[Opening Information shown section]

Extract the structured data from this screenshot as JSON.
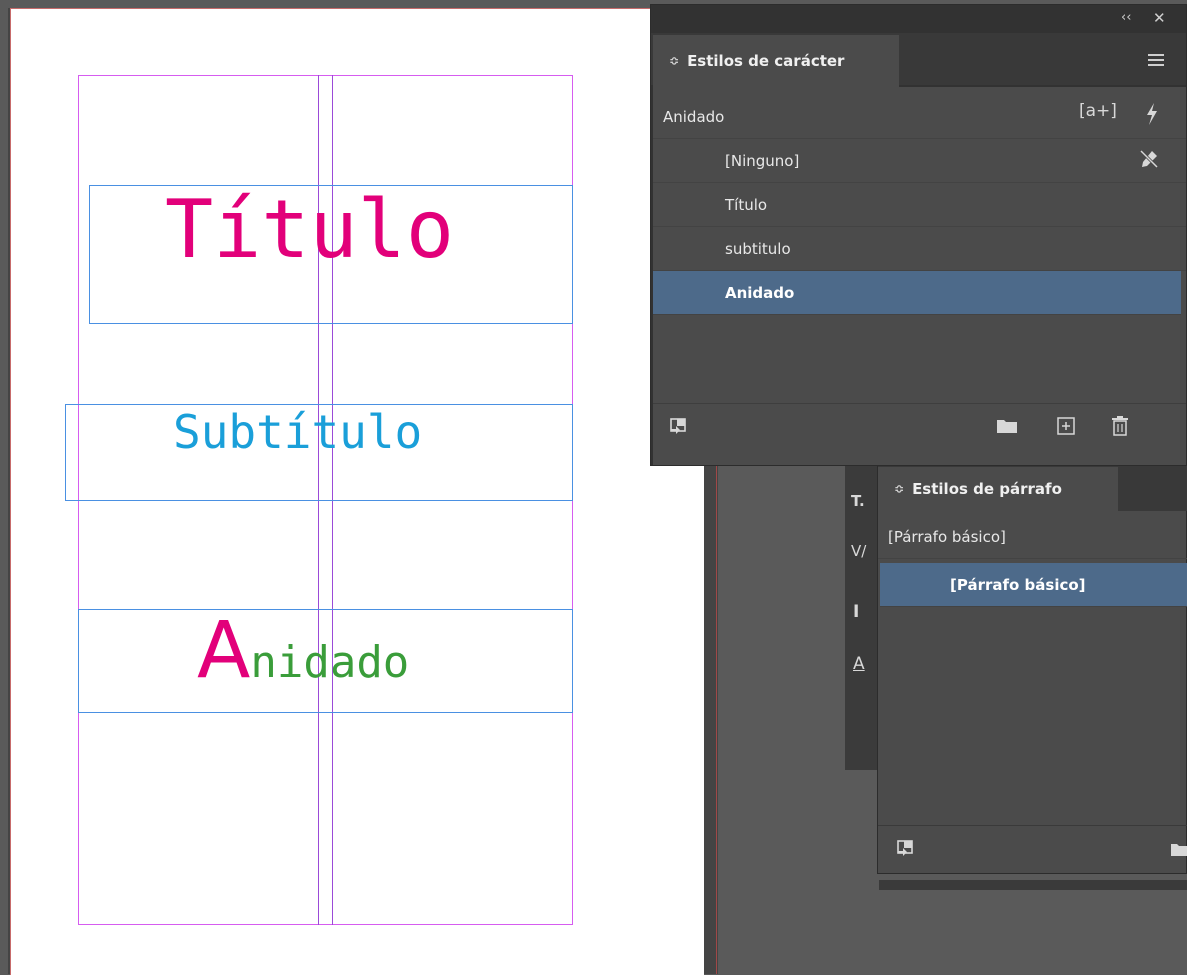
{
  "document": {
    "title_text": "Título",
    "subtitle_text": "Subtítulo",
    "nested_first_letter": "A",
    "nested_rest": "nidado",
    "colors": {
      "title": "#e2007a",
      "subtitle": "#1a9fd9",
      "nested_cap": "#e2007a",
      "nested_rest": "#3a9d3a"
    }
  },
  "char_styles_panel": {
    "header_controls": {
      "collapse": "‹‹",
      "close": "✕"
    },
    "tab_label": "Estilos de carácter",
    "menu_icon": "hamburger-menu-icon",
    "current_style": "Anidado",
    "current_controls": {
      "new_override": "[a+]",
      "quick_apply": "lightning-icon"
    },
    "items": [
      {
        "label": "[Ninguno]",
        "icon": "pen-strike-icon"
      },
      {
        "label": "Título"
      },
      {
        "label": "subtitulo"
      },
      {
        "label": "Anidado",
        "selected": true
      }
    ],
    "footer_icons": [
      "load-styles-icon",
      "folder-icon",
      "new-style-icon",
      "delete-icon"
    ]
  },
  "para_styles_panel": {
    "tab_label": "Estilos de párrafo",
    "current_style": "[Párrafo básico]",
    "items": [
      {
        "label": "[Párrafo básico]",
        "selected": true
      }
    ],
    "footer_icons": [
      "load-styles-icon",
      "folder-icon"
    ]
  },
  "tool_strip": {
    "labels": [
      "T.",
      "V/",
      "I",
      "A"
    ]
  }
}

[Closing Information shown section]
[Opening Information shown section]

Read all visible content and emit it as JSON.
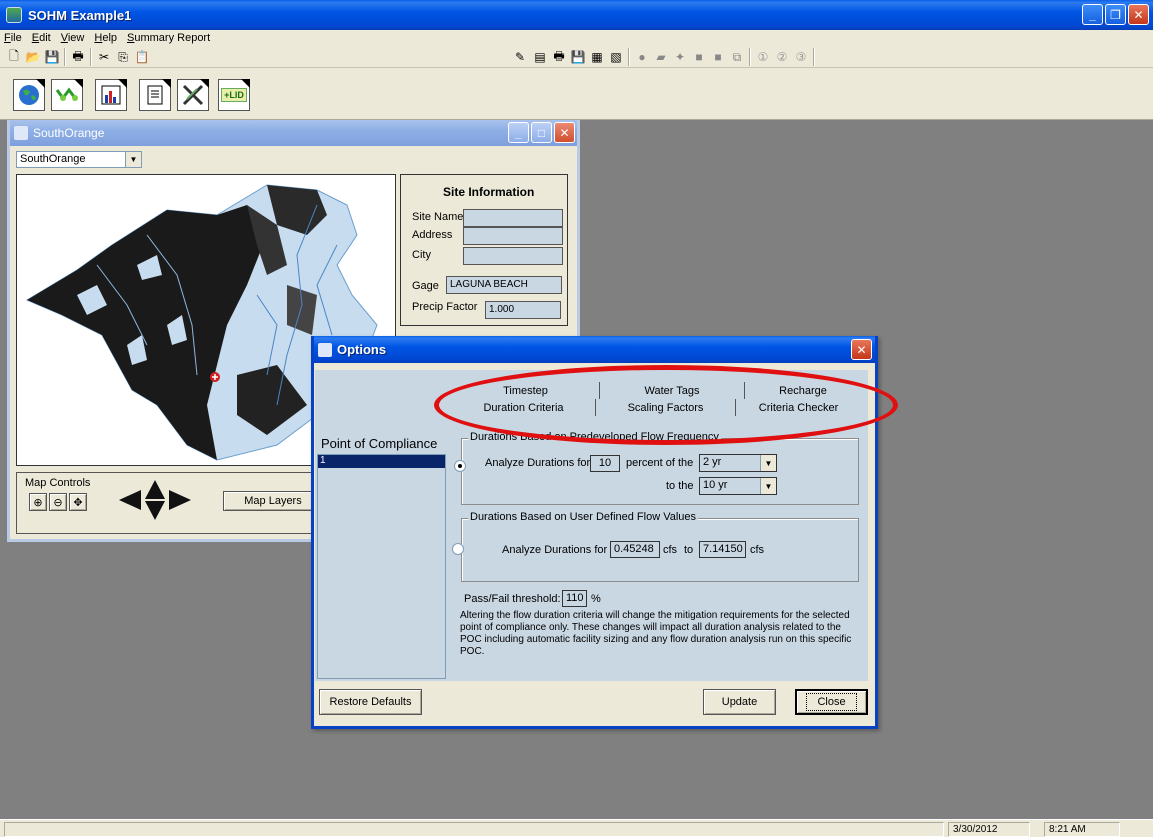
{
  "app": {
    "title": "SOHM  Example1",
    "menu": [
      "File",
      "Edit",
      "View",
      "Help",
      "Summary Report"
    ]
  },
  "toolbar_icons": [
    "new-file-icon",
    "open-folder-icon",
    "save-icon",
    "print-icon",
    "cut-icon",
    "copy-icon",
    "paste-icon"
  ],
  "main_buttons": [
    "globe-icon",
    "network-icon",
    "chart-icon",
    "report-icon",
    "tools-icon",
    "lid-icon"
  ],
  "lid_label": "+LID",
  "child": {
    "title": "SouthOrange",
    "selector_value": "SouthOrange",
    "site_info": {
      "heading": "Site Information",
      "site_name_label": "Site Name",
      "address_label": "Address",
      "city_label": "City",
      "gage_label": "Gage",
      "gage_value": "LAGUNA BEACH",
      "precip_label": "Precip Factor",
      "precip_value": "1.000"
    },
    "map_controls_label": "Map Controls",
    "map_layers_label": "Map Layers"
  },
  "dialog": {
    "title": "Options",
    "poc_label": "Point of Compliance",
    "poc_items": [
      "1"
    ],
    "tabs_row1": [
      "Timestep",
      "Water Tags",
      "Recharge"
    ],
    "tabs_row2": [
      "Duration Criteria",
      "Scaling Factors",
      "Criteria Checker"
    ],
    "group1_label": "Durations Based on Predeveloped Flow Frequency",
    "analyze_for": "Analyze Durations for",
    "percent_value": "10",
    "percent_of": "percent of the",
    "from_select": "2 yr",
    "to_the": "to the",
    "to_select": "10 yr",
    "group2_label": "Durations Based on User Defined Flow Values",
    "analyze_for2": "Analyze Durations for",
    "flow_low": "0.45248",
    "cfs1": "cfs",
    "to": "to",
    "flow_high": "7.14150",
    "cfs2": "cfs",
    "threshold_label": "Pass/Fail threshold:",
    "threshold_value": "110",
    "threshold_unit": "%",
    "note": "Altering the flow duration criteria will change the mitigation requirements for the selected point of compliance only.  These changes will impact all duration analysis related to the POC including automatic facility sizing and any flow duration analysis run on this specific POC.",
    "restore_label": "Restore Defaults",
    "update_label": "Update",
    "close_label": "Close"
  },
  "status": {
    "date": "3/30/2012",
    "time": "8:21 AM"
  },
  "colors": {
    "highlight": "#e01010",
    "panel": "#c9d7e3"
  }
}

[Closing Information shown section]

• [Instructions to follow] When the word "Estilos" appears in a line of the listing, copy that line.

• [Exercise output]
    "tab_label": "Estilos de carácter",
    "tab_label": "Estilos de párrafo",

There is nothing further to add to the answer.